An Oasis in the Desert

This blog will be quiet for the next few days. My two older sons and I are headed to Demontreville to make a silent retreat.

Yesterday was my fortieth day without steady work. Forty days in the desert, hungry and tempted to turn back. But I chose to follow this path. I have such sympathy now for those who are without work by no choice of their own, whose families go without because they can’t find a job.

I see this retreat as an oasis from the bustle and worry of the past six weeks that I’ve been seeking employment. I’m looking forward to solitude, rest, and time alone with God.

I will be praying for you in the silence of these next few days. If you pray for me, pray that I might find the way to abandon myself entirely to God’s will and the courage to follow it. Pray that Jodi be lifted up and loved and given peace during this uncertain time. Pray that our children continue to grow in virtue and holiness and stay open to God’s vocation for them. Pray that we all become saints and rejoice together in heaven.

See you next week!

The Right Pomp for the Circumstance

We were at Mass one morning many years ago, at St. Michael Catholic Church in Remus, Michigan, when the local Knights of Columbus Fourth-Degree Honor Guard marched into the nave. I remember our son Brendan—only three or so years old at the time—watching with wide eyes as men in capes and feathered hats processed toward the altar, two by two, ahead of Father. They spaced themselves evenly on either side of the aisle, pivoted in unison to face the center, and drew and raised gleaming swords in salute to the cross and priest of Christ that passed between them.

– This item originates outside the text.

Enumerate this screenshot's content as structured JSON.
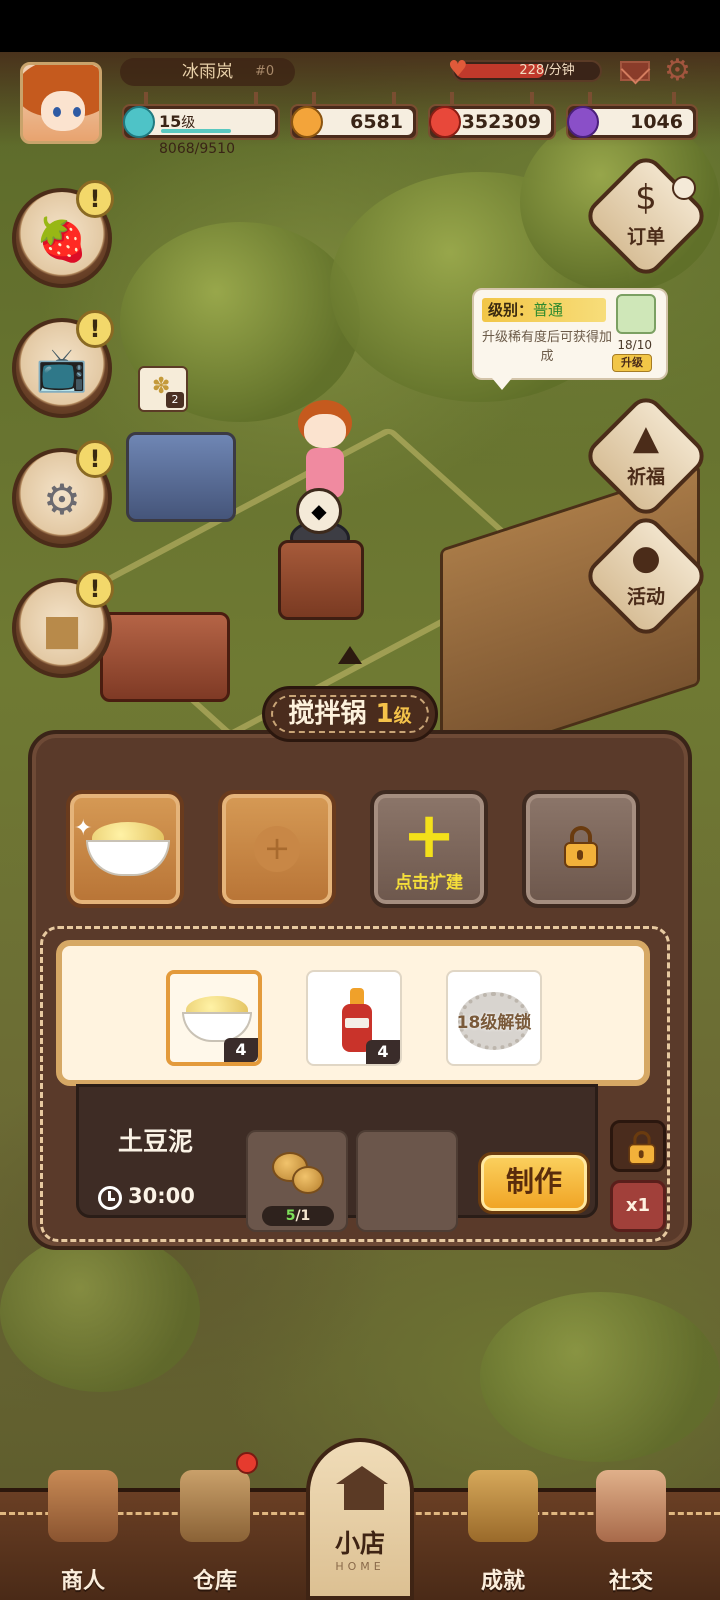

After Mass, having watched the KCs process out again, Bren asked his burning question: “Why were there pirates in church?” Continue reading